Cheddar is a long-maturing cheese with a spicy, slightly pungent taste and a rich aftertaste reminiscent of hazelnuts. The cheese melts easily and stretches well due to its high protein content, so it is used to make sauces, sandwiches, fondues and pasta casseroles.
The taste of cheddar is creamy, spicy with slight acidity and a pleasant nutty aftertaste. Like other hard cheeses, Cheddar can be consumed both on its own and in various dishes like pizza, soups, sandwiches, fondue. The taste of Cheddar can also vary significantly and depends both on the place and characteristics of the production technology and on the period and conditions of aging.
Fontina Cheese for Fondue Instead of Gruyere
Fontina is a hard cheese made from cow’s milk with a creamy-sweet taste, fruity-nutty notes and a rich characteristic aroma. The texture of young Fontina cheese is soft and perfect for fondue. Fontina fondue mixed with whipped eggs and cream is a traditional dish. Fontina has a delicate, somewhat nutty flavor, enriched with herbal and fruity notes. The cheese melts well. It can be combined with Gruyere, Emmenthal, Beaufort, Taleggio, Edam or Gouda.
Cantal Cheese for Fondue Instead of Gruyere
Semi-hard Cantal is aged for several months. Cantal has a tender texture and spicy flavor somewhat reminiscent of Cheddar. The longer the cheese is aged, the brighter the flavor becomes. Aged Cantal has a vibrant flavor, while young cheese retains the sweetness of raw milk. Its aroma is saturated with earthy notes and conveys all the richness of the Auvergne pastures, the birthplace of cheese.
Salers Cheese for Fondue Instead of Gruyere
Salers is somewhat reminiscent of Cantal, made from the milk of the same cows, only during the remaining months, when the animals are fed with hay. It is believed that this variety is already at least 2,000 years old, but in France, the cheese became popular only under Louis XIV.
To analyze the taste of Saler, numerous sessions were assembled with the participation of tasters. The sharp, slightly bitter, piquant taste of cheese, according to experts, is complemented by the smell of fruits, herbs, hazelnuts, citrus fruits, cream, smoked and fried onions, as well as spicy notes.
Raclette Cheese for Fondue Instead of Gruyere

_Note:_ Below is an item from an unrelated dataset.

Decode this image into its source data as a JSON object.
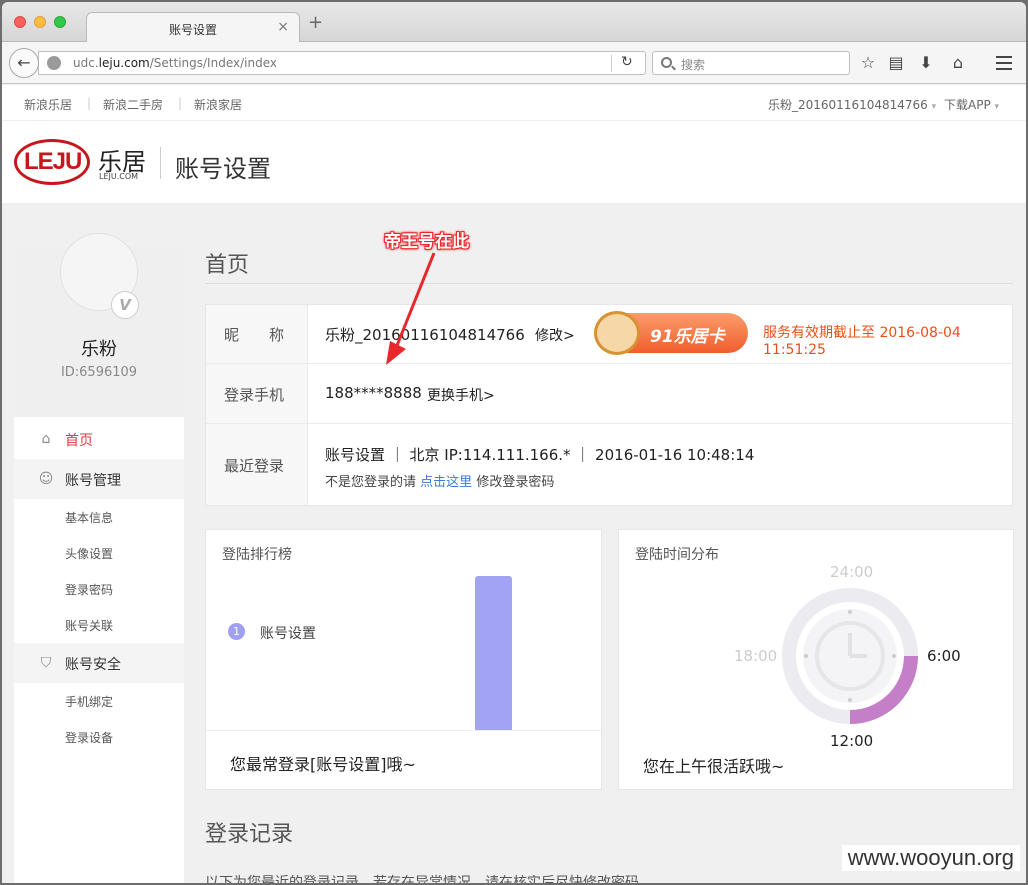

Raclette cheese is a Swiss semi-hard cheese made from cow’s milk and is most widely used in the French-Swiss dish called raclette. Although this cheese was invented in Switzerland, it is also produced in France, and some American dairies also make their own version of this cheese. A good raclette is soft, creamy, slightly nutty, which is perfect for melting. Raclette has an intense mushroom aroma and a moderately spicy creamy taste.
Brie Cheese for Fondue Instead of Gruyere
Brie goes well with all types of cheese, so it can be used for making fondue. If you are thinking about which cheese to choose for cooking, we advise you to pay attention to Brie, as it is endowed with excellent taste, pleasant aroma and richness.
Brie’s flavor is revealed only at room temperature, so Brie is perfect for making fondue. Modern Brie is covered with a thin layer of mildew, reminiscent of velvet in color. Brie goes well with dry white wine, hot dishes, fruits and champagne.
The taste of the fondue directly depends on the cheese. Therefore, before preparing it, learn the properties of the cheese. Most modern cheeses immediately begin to thicken after melting and cannot be used for making fondue. If you cannot find Gruyere and Emmental for fondue, you should opt for Appenzeller, Vacherin, Cheddar, Fontina, Cantal, Salers, Raclette or Brie.